* Materials provided *
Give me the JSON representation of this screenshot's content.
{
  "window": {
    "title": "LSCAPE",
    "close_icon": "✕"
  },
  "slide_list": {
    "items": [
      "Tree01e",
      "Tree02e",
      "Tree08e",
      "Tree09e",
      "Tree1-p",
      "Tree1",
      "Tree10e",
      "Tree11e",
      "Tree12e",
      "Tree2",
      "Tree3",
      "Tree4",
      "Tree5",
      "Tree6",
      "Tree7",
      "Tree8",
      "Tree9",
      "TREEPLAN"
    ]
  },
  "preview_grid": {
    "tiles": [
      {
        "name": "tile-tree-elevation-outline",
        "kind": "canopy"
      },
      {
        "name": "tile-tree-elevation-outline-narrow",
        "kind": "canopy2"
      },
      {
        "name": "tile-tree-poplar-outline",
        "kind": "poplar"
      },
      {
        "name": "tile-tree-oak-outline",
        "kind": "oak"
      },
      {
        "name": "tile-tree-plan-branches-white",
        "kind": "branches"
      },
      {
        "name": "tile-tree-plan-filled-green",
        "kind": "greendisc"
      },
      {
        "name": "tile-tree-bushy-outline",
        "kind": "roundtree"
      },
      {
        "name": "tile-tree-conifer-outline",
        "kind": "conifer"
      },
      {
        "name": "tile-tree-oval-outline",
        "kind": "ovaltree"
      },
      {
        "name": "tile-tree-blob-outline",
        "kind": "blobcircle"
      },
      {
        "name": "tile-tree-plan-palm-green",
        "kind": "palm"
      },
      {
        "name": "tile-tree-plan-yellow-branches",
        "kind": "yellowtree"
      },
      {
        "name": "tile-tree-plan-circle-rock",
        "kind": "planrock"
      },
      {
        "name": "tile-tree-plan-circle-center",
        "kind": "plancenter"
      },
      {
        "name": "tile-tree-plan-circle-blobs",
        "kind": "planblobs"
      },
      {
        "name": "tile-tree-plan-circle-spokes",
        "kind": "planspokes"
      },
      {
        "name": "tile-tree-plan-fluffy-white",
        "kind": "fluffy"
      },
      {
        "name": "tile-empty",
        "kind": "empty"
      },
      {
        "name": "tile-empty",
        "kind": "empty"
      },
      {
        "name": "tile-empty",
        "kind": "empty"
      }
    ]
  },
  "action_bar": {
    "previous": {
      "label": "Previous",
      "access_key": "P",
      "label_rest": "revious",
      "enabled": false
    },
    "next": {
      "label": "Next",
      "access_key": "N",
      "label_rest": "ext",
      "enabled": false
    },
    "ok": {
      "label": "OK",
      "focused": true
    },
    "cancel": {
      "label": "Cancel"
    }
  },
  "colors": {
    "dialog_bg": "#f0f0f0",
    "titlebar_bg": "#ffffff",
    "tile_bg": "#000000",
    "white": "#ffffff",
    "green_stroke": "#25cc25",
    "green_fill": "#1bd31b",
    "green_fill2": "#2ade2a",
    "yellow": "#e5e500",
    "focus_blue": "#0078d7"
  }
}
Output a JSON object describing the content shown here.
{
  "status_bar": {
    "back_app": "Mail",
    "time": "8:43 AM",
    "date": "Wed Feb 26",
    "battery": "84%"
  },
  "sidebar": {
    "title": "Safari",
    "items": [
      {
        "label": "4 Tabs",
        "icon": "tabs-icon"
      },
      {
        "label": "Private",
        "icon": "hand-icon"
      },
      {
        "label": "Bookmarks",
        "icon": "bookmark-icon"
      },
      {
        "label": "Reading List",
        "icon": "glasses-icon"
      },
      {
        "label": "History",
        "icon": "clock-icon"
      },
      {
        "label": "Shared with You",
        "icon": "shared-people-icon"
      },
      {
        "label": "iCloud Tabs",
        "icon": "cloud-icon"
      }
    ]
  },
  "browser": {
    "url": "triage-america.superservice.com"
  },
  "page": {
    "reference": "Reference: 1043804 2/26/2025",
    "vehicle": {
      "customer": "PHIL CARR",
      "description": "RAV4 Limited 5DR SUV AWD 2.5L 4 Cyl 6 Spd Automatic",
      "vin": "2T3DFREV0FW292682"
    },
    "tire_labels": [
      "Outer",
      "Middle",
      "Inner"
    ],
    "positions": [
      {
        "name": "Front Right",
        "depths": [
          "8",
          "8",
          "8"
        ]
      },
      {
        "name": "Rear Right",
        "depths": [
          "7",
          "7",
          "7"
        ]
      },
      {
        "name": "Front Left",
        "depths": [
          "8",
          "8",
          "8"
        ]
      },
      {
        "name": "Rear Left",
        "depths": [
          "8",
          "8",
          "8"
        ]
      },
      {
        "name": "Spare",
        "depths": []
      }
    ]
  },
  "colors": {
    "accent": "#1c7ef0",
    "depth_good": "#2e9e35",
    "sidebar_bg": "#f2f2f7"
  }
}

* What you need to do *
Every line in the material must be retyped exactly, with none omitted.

* Result of the task *
Give me the JSON representation of this screenshot's content.
{
  "window": {
    "title": "LSCAPE",
    "close_icon": "✕"
  },
  "slide_list": {
    "items": [
      "Tree01e",
      "Tree02e",
      "Tree08e",
      "Tree09e",
      "Tree1-p",
      "Tree1",
      "Tree10e",
      "Tree11e",
      "Tree12e",
      "Tree2",
      "Tree3",
      "Tree4",
      "Tree5",
      "Tree6",
      "Tree7",
      "Tree8",
      "Tree9",
      "TREEPLAN"
    ]
  },
  "preview_grid": {
    "tiles": [
      {
        "name": "tile-tree-elevation-outline",
        "kind": "canopy"
      },
      {
        "name": "tile-tree-elevation-outline-narrow",
        "kind": "canopy2"
      },
      {
        "name": "tile-tree-poplar-outline",
        "kind": "poplar"
      },
      {
        "name": "tile-tree-oak-outline",
        "kind": "oak"
      },
      {
        "name": "tile-tree-plan-branches-white",
        "kind": "branches"
      },
      {
        "name": "tile-tree-plan-filled-green",
        "kind": "greendisc"
      },
      {
        "name": "tile-tree-bushy-outline",
        "kind": "roundtree"
      },
      {
        "name": "tile-tree-conifer-outline",
        "kind": "conifer"
      },
      {
        "name": "tile-tree-oval-outline",
        "kind": "ovaltree"
      },
      {
        "name": "tile-tree-blob-outline",
        "kind": "blobcircle"
      },
      {
        "name": "tile-tree-plan-palm-green",
        "kind": "palm"
      },
      {
        "name": "tile-tree-plan-yellow-branches",
        "kind": "yellowtree"
      },
      {
        "name": "tile-tree-plan-circle-rock",
        "kind": "planrock"
      },
      {
        "name": "tile-tree-plan-circle-center",
        "kind": "plancenter"
      },
      {
        "name": "tile-tree-plan-circle-blobs",
        "kind": "planblobs"
      },
      {
        "name": "tile-tree-plan-circle-spokes",
        "kind": "planspokes"
      },
      {
        "name": "tile-tree-plan-fluffy-white",
        "kind": "fluffy"
      },
      {
        "name": "tile-empty",
        "kind": "empty"
      },
      {
        "name": "tile-empty",
        "kind": "empty"
      },
      {
        "name": "tile-empty",
        "kind": "empty"
      }
    ]
  },
  "action_bar": {
    "previous": {
      "label": "Previous",
      "access_key": "P",
      "label_rest": "revious",
      "enabled": false
    },
    "next": {
      "label": "Next",
      "access_key": "N",
      "label_rest": "ext",
      "enabled": false
    },
    "ok": {
      "label": "OK",
      "focused": true
    },
    "cancel": {
      "label": "Cancel"
    }
  },
  "colors": {
    "dialog_bg": "#f0f0f0",
    "titlebar_bg": "#ffffff",
    "tile_bg": "#000000",
    "white": "#ffffff",
    "green_stroke": "#25cc25",
    "green_fill": "#1bd31b",
    "green_fill2": "#2ade2a",
    "yellow": "#e5e500",
    "focus_blue": "#0078d7"
  }
}
Output a JSON object describing the content shown here.
{
  "status_bar": {
    "back_app": "Mail",
    "time": "8:43 AM",
    "date": "Wed Feb 26",
    "battery": "84%"
  },
  "sidebar": {
    "title": "Safari",
    "items": [
      {
        "label": "4 Tabs",
        "icon": "tabs-icon"
      },
      {
        "label": "Private",
        "icon": "hand-icon"
      },
      {
        "label": "Bookmarks",
        "icon": "bookmark-icon"
      },
      {
        "label": "Reading List",
        "icon": "glasses-icon"
      },
      {
        "label": "History",
        "icon": "clock-icon"
      },
      {
        "label": "Shared with You",
        "icon": "shared-people-icon"
      },
      {
        "label": "iCloud Tabs",
        "icon": "cloud-icon"
      }
    ]
  },
  "browser": {
    "url": "triage-america.superservice.com"
  },
  "page": {
    "reference": "Reference: 1043804 2/26/2025",
    "vehicle": {
      "customer": "PHIL CARR",
      "description": "RAV4 Limited 5DR SUV AWD 2.5L 4 Cyl 6 Spd Automatic",
      "vin": "2T3DFREV0FW292682"
    },
    "tire_labels": [
      "Outer",
      "Middle",
      "Inner"
    ],
    "positions": [
      {
        "name": "Front Right",
        "depths": [
          "8",
          "8",
          "8"
        ]
      },
      {
        "name": "Rear Right",
        "depths": [
          "7",
          "7",
          "7"
        ]
      },
      {
        "name": "Front Left",
        "depths": [
          "8",
          "8",
          "8"
        ]
      },
      {
        "name": "Rear Left",
        "depths": [
          "8",
          "8",
          "8"
        ]
      },
      {
        "name": "Spare",
        "depths": []
      }
    ]
  },
  "colors": {
    "accent": "#1c7ef0",
    "depth_good": "#2e9e35",
    "sidebar_bg": "#f2f2f7"
  }
}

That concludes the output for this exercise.